- [THE DATA]:
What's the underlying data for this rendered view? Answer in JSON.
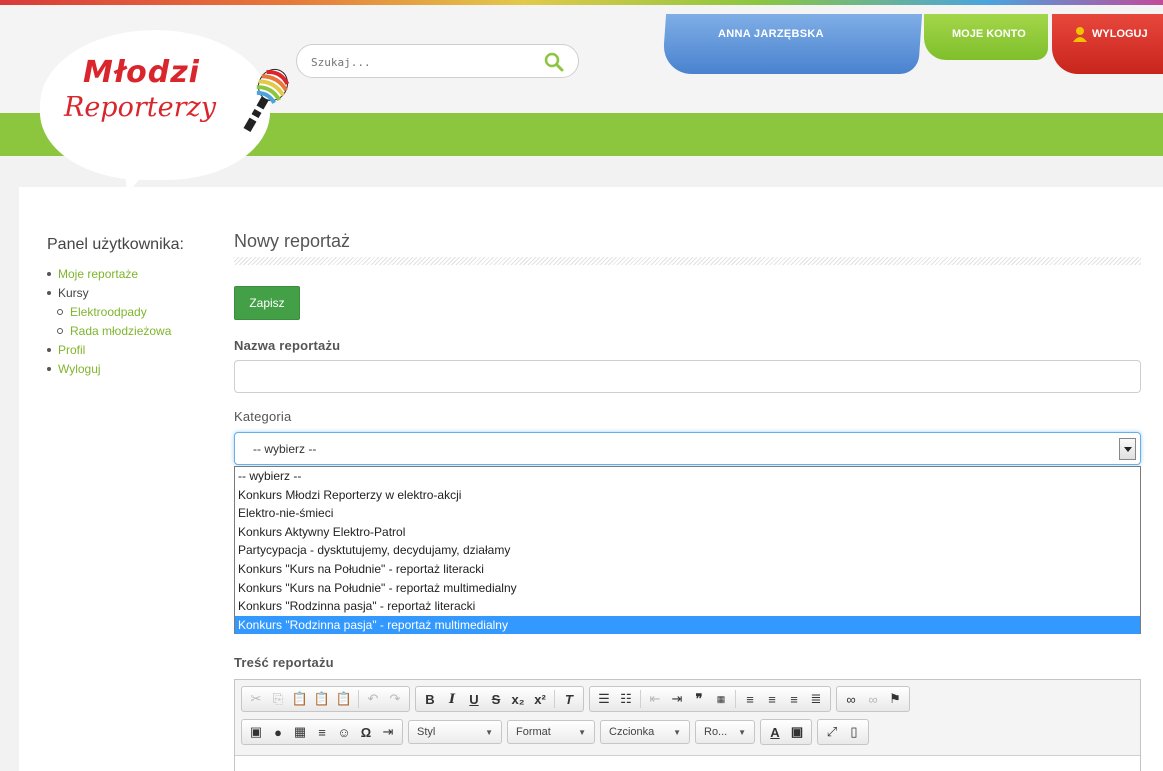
{
  "header": {
    "logo_line1": "Młodzi",
    "logo_line2": "Reporterzy",
    "search_placeholder": "Szukaj...",
    "user_name": "ANNA JARZĘBSKA",
    "account_label": "MOJE KONTO",
    "logout_label": "WYLOGUJ"
  },
  "sidebar": {
    "title": "Panel użytkownika:",
    "items": [
      {
        "label": "Moje reportaże"
      },
      {
        "label": "Kursy"
      },
      {
        "label": "Profil"
      },
      {
        "label": "Wyloguj"
      }
    ],
    "sub_items": [
      {
        "label": "Elektroodpady"
      },
      {
        "label": "Rada młodzieżowa"
      }
    ]
  },
  "main": {
    "title": "Nowy reportaż",
    "save_label": "Zapisz",
    "name_label": "Nazwa reportażu",
    "name_value": "",
    "category_label": "Kategoria",
    "category_selected": "-- wybierz --",
    "category_options": [
      "-- wybierz --",
      "Konkurs Młodzi Reporterzy w elektro-akcji",
      "Elektro-nie-śmieci",
      "Konkurs Aktywny Elektro-Patrol",
      "Partycypacja - dysktutujemy, decydujamy, działamy",
      "Konkurs \"Kurs na Południe\" - reportaż literacki",
      "Konkurs \"Kurs na Południe\" - reportaż multimedialny",
      "Konkurs \"Rodzinna pasja\" - reportaż literacki",
      "Konkurs \"Rodzinna pasja\" - reportaż multimedialny"
    ],
    "highlighted_option_index": 8,
    "content_label": "Treść reportażu"
  },
  "editor": {
    "combos": {
      "style": "Styl",
      "format": "Format",
      "font": "Czcionka",
      "size": "Ro..."
    }
  },
  "colors": {
    "brand_green": "#8cc63f",
    "brand_red": "#d9262c",
    "brand_blue": "#4a82cf",
    "save_green": "#43a047",
    "highlight": "#3399ff"
  }
}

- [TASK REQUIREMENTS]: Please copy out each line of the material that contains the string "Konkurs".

- [EXERCISE RESPONSE]:
      "Konkurs Młodzi Reporterzy w elektro-akcji",
      "Konkurs Aktywny Elektro-Patrol",
      "Konkurs \"Kurs na Południe\" - reportaż literacki",
      "Konkurs \"Kurs na Południe\" - reportaż multimedialny",
      "Konkurs \"Rodzinna pasja\" - reportaż literacki",
      "Konkurs \"Rodzinna pasja\" - reportaż multimedialny"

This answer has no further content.